**Task instructions**
Only the pictures should be dropped; every line of the data must come back exactly as written.

[Start of section]

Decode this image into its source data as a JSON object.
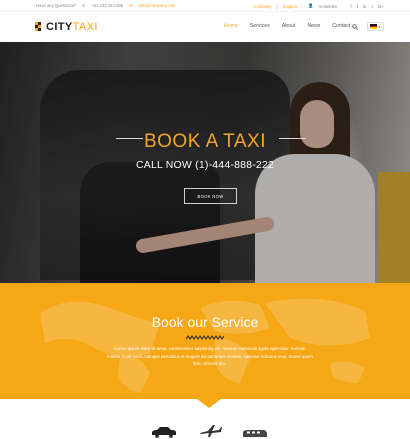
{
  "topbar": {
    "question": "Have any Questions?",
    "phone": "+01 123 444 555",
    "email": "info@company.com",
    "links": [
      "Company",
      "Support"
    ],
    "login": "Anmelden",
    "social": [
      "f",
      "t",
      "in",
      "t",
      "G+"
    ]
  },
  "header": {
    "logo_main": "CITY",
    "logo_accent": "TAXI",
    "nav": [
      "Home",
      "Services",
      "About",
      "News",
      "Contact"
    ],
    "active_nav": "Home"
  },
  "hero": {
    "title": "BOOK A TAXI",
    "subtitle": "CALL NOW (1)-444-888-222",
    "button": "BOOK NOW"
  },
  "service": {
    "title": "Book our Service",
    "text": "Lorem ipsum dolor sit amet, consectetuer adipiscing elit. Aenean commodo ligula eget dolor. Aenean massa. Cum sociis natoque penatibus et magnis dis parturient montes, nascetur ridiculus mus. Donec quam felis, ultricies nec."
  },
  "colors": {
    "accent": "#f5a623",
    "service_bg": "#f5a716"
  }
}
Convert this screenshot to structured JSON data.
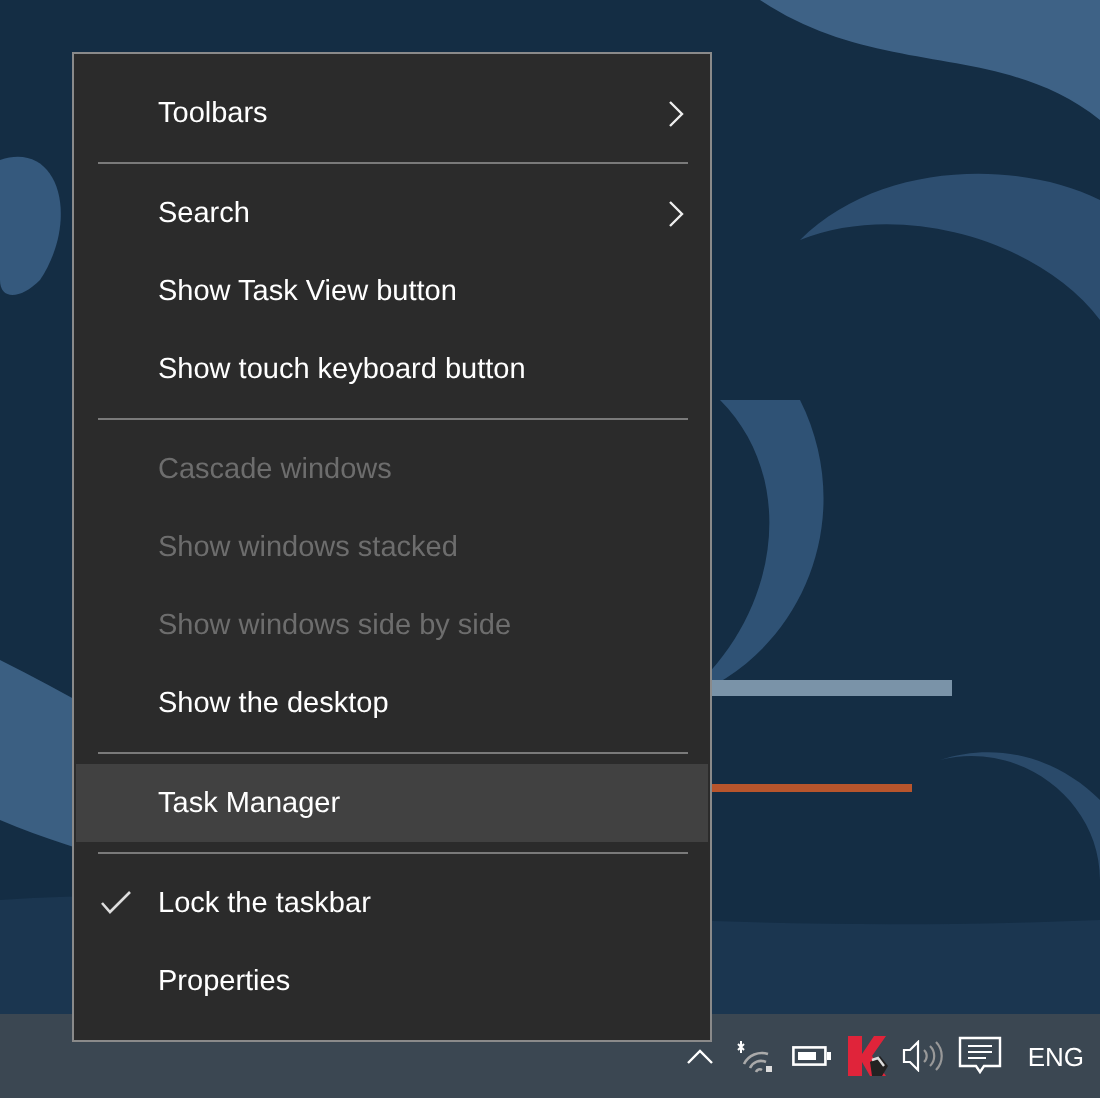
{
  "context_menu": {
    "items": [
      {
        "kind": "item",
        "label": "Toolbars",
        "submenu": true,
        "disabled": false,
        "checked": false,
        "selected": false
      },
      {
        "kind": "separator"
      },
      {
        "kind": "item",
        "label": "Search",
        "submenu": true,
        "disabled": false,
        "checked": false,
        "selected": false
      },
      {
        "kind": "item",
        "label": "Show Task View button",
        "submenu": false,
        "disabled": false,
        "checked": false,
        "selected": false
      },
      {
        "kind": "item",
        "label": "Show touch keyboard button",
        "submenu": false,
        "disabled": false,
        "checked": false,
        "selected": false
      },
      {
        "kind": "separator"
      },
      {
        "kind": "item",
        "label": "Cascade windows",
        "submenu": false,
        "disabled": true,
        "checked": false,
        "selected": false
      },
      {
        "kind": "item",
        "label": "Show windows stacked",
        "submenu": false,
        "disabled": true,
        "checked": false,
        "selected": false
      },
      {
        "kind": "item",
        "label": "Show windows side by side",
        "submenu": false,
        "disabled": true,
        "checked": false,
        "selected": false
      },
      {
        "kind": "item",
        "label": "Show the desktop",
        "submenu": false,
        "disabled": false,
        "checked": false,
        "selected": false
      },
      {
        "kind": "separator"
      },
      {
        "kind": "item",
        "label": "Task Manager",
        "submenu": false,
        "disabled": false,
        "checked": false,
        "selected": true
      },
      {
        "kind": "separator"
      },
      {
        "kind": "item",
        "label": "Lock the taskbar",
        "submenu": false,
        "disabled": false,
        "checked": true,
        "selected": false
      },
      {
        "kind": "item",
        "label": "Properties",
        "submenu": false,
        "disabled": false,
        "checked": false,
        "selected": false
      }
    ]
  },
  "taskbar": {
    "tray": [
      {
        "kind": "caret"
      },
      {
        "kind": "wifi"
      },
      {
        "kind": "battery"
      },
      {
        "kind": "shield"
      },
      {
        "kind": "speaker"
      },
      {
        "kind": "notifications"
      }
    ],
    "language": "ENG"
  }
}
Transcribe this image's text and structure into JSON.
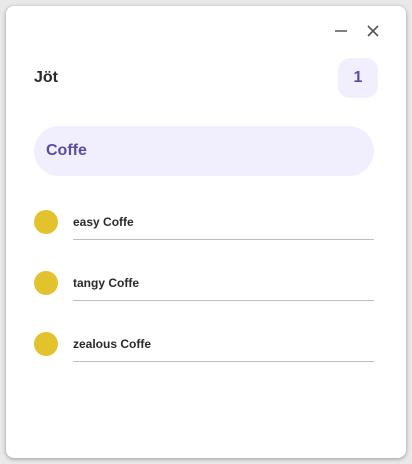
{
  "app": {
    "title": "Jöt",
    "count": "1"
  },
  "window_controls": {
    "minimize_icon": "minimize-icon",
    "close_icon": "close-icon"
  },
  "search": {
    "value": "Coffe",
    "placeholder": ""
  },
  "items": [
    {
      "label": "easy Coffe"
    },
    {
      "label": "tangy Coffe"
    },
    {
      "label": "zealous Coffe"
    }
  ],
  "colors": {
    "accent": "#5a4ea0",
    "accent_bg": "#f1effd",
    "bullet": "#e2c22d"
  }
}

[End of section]

**Exercise result**
Decode this image into its source data as a JSON object.
{
  "topbar": {
    "question": "Have any Questions?",
    "phone": "+01 123 444 555",
    "email": "info@company.com",
    "links": [
      "Company",
      "Support"
    ],
    "login": "Anmelden",
    "social": [
      "f",
      "t",
      "in",
      "t",
      "G+"
    ]
  },
  "header": {
    "logo_main": "CITY",
    "logo_accent": "TAXI",
    "nav": [
      "Home",
      "Services",
      "About",
      "News",
      "Contact"
    ],
    "active_nav": "Home"
  },
  "hero": {
    "title": "BOOK A TAXI",
    "subtitle": "CALL NOW (1)-444-888-222",
    "button": "BOOK NOW"
  },
  "service": {
    "title": "Book our Service",
    "text": "Lorem ipsum dolor sit amet, consectetuer adipiscing elit. Aenean commodo ligula eget dolor. Aenean massa. Cum sociis natoque penatibus et magnis dis parturient montes, nascetur ridiculus mus. Donec quam felis, ultricies nec."
  },
  "colors": {
    "accent": "#f5a623",
    "service_bg": "#f5a716"
  }
}
Convert this screenshot to structured JSON data.
{
  "context_menu": {
    "items": [
      {
        "kind": "item",
        "label": "Toolbars",
        "submenu": true,
        "disabled": false,
        "checked": false,
        "selected": false
      },
      {
        "kind": "separator"
      },
      {
        "kind": "item",
        "label": "Search",
        "submenu": true,
        "disabled": false,
        "checked": false,
        "selected": false
      },
      {
        "kind": "item",
        "label": "Show Task View button",
        "submenu": false,
        "disabled": false,
        "checked": false,
        "selected": false
      },
      {
        "kind": "item",
        "label": "Show touch keyboard button",
        "submenu": false,
        "disabled": false,
        "checked": false,
        "selected": false
      },
      {
        "kind": "separator"
      },
      {
        "kind": "item",
        "label": "Cascade windows",
        "submenu": false,
        "disabled": true,
        "checked": false,
        "selected": false
      },
      {
        "kind": "item",
        "label": "Show windows stacked",
        "submenu": false,
        "disabled": true,
        "checked": false,
        "selected": false
      },
      {
        "kind": "item",
        "label": "Show windows side by side",
        "submenu": false,
        "disabled": true,
        "checked": false,
        "selected": false
      },
      {
        "kind": "item",
        "label": "Show the desktop",
        "submenu": false,
        "disabled": false,
        "checked": false,
        "selected": false
      },
      {
        "kind": "separator"
      },
      {
        "kind": "item",
        "label": "Task Manager",
        "submenu": false,
        "disabled": false,
        "checked": false,
        "selected": true
      },
      {
        "kind": "separator"
      },
      {
        "kind": "item",
        "label": "Lock the taskbar",
        "submenu": false,
        "disabled": false,
        "checked": true,
        "selected": false
      },
      {
        "kind": "item",
        "label": "Properties",
        "submenu": false,
        "disabled": false,
        "checked": false,
        "selected": false
      }
    ]
  },
  "taskbar": {
    "tray": [
      {
        "kind": "caret"
      },
      {
        "kind": "wifi"
      },
      {
        "kind": "battery"
      },
      {
        "kind": "shield"
      },
      {
        "kind": "speaker"
      },
      {
        "kind": "notifications"
      }
    ],
    "language": "ENG"
  }
}
Transcribe this image's text and structure into JSON.
{
  "app": {
    "title": "Jöt",
    "count": "1"
  },
  "window_controls": {
    "minimize_icon": "minimize-icon",
    "close_icon": "close-icon"
  },
  "search": {
    "value": "Coffe",
    "placeholder": ""
  },
  "items": [
    {
      "label": "easy Coffe"
    },
    {
      "label": "tangy Coffe"
    },
    {
      "label": "zealous Coffe"
    }
  ],
  "colors": {
    "accent": "#5a4ea0",
    "accent_bg": "#f1effd",
    "bullet": "#e2c22d"
  }
}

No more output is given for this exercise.